WORK TO COMPLETE: Could you retype every line of the data underneath without altering anything?

PROVIDED INFORMATION:
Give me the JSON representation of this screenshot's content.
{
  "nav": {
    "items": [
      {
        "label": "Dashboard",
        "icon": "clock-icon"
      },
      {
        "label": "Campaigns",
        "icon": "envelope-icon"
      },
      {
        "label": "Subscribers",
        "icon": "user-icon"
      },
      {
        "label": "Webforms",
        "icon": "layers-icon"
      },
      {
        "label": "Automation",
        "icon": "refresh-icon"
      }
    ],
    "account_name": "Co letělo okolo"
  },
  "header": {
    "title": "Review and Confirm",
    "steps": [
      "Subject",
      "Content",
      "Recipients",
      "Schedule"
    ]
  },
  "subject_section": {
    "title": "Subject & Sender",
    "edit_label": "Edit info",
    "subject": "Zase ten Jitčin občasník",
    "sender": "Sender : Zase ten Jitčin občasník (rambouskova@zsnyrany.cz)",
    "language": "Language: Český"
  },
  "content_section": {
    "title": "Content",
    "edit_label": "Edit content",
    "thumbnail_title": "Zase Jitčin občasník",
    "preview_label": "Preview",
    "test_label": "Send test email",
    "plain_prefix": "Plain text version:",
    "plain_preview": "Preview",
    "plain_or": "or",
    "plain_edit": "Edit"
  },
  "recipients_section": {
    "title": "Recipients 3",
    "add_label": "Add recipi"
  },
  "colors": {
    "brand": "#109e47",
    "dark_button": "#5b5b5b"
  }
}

SOLUTION FOR THIS EXERCISE:
Give me the JSON representation of this screenshot's content.
{
  "nav": {
    "items": [
      {
        "label": "Dashboard",
        "icon": "clock-icon"
      },
      {
        "label": "Campaigns",
        "icon": "envelope-icon"
      },
      {
        "label": "Subscribers",
        "icon": "user-icon"
      },
      {
        "label": "Webforms",
        "icon": "layers-icon"
      },
      {
        "label": "Automation",
        "icon": "refresh-icon"
      }
    ],
    "account_name": "Co letělo okolo"
  },
  "header": {
    "title": "Review and Confirm",
    "steps": [
      "Subject",
      "Content",
      "Recipients",
      "Schedule"
    ]
  },
  "subject_section": {
    "title": "Subject & Sender",
    "edit_label": "Edit info",
    "subject": "Zase ten Jitčin občasník",
    "sender": "Sender : Zase ten Jitčin občasník (rambouskova@zsnyrany.cz)",
    "language": "Language: Český"
  },
  "content_section": {
    "title": "Content",
    "edit_label": "Edit content",
    "thumbnail_title": "Zase Jitčin občasník",
    "preview_label": "Preview",
    "test_label": "Send test email",
    "plain_prefix": "Plain text version:",
    "plain_preview": "Preview",
    "plain_or": "or",
    "plain_edit": "Edit"
  },
  "recipients_section": {
    "title": "Recipients 3",
    "add_label": "Add recipi"
  },
  "colors": {
    "brand": "#109e47",
    "dark_button": "#5b5b5b"
  }
}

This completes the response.